_Task prompt:_
Please give the number of lines in the records below where the word "args" occurs, and nothing else.

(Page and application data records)

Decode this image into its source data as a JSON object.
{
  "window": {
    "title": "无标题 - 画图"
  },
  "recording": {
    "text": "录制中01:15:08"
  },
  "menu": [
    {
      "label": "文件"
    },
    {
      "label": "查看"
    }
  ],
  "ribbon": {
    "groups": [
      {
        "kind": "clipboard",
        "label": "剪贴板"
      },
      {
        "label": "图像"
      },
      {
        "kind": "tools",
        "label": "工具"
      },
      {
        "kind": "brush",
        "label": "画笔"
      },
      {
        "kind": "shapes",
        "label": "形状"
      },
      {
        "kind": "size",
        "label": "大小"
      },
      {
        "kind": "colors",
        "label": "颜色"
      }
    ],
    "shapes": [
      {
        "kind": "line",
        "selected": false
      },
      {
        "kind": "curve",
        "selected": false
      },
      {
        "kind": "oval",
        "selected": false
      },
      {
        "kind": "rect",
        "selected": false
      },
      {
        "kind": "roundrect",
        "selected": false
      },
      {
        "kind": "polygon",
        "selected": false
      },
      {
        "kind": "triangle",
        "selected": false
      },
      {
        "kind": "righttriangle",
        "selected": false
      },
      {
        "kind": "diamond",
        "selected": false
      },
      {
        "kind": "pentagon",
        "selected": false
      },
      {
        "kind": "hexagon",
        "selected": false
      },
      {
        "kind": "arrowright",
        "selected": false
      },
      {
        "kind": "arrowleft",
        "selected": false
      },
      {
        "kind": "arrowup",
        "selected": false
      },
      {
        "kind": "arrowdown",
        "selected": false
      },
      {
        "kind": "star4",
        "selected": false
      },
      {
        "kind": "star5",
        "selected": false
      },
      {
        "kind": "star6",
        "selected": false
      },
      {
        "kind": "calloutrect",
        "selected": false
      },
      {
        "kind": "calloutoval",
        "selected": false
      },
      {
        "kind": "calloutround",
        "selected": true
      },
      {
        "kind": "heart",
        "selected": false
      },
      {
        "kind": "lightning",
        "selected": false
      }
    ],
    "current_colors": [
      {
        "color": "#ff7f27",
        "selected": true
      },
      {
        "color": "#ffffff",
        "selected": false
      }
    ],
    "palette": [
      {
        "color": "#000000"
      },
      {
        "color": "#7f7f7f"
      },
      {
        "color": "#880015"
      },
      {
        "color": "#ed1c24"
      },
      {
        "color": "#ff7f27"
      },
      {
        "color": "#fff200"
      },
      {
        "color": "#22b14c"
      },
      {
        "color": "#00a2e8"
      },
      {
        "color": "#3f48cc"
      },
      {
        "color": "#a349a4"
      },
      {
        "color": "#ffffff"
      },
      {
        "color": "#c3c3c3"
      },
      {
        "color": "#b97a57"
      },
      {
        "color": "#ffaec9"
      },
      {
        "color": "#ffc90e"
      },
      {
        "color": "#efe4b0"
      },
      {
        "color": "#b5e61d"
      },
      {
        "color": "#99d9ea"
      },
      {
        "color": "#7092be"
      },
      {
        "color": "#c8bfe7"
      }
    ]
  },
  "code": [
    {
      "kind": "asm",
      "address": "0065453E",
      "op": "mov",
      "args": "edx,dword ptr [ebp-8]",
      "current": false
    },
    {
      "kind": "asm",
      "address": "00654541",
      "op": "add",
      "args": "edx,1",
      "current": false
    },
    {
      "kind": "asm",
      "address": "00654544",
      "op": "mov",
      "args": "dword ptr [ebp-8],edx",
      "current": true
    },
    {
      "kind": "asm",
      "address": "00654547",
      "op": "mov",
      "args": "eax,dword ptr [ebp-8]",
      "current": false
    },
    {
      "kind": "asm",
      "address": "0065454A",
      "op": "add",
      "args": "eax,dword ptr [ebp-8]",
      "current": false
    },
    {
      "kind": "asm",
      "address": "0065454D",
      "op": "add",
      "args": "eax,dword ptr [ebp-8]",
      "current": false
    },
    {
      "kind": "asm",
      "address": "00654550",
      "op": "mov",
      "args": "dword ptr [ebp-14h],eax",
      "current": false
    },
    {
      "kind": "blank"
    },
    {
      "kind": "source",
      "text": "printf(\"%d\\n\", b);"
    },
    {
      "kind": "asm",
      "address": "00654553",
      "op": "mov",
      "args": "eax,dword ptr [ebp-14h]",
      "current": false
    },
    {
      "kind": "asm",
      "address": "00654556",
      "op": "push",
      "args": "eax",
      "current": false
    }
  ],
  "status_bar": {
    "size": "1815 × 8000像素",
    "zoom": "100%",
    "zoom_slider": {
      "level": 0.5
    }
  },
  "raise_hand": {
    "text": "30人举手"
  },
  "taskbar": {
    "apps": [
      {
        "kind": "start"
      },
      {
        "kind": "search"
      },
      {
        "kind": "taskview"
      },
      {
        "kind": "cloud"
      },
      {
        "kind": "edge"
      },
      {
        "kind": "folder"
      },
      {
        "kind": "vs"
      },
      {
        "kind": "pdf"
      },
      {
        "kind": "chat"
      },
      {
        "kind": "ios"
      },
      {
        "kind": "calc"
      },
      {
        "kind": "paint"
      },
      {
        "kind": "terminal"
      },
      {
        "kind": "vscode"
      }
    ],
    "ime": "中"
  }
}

_The answer:_
9